_Task instructions_: Copy out each line of the listing below that contains the word "waqar".

_Records to process_:

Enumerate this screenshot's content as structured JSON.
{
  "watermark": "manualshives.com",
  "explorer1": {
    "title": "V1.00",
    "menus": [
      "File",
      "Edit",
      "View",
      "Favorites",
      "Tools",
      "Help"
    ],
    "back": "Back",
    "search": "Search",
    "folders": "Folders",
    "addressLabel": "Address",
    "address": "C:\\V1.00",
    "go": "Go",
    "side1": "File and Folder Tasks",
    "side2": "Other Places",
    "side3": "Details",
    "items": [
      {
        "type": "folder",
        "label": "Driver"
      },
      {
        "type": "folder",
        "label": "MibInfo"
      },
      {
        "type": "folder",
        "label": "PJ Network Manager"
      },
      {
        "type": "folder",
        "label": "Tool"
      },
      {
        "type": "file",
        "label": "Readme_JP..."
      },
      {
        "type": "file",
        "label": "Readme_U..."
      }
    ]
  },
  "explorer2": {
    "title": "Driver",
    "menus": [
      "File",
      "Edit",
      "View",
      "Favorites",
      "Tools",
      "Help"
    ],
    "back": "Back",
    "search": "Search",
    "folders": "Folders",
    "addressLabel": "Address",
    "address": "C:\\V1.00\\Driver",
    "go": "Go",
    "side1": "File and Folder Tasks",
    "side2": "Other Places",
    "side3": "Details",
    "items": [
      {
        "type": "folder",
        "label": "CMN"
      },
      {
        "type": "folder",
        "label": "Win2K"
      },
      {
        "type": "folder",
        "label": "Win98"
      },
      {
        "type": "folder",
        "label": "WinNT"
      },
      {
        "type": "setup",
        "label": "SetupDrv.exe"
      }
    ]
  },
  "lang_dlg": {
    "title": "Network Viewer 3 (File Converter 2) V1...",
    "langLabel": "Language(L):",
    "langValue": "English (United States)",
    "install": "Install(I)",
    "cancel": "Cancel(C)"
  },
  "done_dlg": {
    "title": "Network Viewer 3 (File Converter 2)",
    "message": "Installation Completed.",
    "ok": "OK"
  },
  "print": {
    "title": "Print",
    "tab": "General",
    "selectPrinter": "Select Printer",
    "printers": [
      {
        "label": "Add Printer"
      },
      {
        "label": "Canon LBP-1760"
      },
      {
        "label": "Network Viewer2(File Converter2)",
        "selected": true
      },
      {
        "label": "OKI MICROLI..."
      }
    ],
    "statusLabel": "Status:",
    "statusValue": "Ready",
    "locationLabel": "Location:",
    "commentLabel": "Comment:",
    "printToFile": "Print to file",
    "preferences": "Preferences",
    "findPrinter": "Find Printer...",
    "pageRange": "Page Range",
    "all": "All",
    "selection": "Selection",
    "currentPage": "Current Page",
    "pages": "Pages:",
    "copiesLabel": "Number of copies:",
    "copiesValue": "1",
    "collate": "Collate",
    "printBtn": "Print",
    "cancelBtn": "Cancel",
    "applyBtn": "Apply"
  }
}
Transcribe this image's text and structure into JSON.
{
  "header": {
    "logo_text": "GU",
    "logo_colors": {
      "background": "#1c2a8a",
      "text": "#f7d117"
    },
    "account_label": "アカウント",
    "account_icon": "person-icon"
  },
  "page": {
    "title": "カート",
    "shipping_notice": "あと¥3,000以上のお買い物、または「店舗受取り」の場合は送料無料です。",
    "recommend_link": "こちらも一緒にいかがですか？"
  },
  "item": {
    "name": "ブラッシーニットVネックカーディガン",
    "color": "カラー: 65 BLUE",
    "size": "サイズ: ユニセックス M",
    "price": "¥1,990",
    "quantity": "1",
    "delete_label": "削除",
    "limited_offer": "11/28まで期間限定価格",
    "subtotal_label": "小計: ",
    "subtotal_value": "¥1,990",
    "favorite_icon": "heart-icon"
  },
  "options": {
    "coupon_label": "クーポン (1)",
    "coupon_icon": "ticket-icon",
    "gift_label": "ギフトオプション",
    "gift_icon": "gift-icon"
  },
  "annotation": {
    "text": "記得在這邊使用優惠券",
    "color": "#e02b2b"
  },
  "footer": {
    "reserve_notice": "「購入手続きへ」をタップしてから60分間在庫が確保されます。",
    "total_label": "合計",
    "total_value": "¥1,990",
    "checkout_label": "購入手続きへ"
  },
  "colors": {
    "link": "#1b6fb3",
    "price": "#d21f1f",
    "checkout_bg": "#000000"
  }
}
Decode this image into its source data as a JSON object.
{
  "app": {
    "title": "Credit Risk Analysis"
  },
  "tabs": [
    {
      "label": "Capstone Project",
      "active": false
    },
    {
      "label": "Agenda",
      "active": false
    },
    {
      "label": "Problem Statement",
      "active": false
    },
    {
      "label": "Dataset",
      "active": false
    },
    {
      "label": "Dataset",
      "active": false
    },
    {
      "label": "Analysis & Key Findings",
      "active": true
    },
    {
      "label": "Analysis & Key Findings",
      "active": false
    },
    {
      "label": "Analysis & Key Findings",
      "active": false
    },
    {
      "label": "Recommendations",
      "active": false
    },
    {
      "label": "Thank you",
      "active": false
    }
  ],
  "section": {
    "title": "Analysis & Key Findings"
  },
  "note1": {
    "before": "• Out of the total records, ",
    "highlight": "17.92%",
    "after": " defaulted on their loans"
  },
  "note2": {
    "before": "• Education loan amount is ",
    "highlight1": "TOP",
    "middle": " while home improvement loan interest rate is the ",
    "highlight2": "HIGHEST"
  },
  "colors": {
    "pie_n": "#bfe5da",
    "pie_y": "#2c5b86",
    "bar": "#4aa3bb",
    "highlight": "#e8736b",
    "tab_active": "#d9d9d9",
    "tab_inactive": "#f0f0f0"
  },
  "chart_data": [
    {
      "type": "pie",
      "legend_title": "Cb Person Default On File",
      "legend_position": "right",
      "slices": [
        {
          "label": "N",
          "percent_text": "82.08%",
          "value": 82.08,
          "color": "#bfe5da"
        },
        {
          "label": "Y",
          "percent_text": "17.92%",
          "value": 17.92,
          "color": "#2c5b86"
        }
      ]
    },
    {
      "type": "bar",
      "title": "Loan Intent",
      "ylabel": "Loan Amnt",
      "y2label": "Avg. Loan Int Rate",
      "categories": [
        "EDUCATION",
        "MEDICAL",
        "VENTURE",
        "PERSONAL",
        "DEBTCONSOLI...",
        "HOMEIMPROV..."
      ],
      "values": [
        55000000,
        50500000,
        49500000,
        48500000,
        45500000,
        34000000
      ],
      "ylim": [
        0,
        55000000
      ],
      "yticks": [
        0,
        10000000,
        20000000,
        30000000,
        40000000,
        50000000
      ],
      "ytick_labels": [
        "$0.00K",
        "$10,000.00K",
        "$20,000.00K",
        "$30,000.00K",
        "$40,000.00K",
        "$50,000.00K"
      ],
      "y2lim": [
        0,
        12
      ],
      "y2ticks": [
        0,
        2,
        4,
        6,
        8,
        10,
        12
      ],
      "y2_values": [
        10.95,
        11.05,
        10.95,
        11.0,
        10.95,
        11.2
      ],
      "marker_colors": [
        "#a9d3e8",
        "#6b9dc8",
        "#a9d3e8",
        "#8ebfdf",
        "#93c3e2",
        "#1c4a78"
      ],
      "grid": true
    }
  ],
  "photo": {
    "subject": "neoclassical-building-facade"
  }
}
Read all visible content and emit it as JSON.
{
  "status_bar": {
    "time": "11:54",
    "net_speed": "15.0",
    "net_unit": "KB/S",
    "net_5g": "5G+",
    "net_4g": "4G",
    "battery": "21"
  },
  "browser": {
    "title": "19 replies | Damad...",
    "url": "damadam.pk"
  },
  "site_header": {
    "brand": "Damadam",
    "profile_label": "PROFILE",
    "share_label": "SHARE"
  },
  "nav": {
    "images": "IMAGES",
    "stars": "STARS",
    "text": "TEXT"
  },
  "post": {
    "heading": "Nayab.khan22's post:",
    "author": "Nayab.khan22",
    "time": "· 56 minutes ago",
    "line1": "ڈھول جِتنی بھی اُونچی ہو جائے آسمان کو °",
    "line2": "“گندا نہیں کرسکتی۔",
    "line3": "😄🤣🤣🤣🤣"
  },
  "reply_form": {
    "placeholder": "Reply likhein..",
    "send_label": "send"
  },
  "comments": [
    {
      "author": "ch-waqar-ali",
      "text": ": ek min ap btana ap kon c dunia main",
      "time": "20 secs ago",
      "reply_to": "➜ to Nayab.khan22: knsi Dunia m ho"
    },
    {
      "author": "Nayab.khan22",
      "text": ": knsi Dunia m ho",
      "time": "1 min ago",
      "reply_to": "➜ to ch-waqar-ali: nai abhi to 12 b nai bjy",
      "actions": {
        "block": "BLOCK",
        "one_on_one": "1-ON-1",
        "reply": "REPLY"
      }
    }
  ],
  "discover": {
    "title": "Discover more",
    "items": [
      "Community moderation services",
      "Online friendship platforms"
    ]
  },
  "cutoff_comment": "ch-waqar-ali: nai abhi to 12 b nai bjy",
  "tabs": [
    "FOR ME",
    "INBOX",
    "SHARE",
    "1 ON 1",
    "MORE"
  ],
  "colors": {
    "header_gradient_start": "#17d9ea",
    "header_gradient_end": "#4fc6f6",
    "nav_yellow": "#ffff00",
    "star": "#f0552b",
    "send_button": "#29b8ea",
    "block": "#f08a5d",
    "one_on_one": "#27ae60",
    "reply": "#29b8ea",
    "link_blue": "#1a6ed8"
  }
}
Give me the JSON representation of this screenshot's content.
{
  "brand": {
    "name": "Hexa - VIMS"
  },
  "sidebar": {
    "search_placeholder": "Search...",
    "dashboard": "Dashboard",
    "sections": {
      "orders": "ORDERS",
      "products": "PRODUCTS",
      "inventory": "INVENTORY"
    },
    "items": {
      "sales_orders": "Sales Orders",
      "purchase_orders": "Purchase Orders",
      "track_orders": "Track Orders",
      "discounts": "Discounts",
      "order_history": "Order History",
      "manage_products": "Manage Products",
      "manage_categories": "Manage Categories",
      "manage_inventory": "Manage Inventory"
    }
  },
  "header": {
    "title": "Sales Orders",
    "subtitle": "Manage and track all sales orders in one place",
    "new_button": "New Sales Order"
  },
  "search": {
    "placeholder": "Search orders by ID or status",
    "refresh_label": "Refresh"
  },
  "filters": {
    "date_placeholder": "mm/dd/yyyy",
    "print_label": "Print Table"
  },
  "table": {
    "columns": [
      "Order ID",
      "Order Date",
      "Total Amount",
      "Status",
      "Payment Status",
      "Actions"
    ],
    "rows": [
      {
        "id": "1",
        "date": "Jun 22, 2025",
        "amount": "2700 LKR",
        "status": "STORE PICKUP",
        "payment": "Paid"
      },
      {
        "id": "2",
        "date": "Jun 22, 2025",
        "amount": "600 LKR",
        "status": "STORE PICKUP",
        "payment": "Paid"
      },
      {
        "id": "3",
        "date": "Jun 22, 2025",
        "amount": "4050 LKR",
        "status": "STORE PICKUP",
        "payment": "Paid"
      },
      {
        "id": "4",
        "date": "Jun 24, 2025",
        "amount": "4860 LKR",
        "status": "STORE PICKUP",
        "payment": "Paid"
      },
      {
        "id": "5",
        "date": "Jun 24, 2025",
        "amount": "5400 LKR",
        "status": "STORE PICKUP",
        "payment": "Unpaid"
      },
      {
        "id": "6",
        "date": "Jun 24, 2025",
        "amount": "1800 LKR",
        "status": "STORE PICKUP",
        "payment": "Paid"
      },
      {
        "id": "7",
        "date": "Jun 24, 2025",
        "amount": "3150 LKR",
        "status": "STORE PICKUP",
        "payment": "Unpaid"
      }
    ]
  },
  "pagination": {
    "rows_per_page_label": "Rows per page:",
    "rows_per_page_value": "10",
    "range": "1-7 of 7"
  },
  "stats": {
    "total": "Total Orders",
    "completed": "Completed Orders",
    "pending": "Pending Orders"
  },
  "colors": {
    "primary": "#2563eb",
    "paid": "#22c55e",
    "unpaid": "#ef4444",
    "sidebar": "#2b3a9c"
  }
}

_Task response_:
      "author": "ch-waqar-ali",
      "reply_to": "➜ to ch-waqar-ali: nai abhi to 12 b nai bjy",
  "cutoff_comment": "ch-waqar-ali: nai abhi to 12 b nai bjy",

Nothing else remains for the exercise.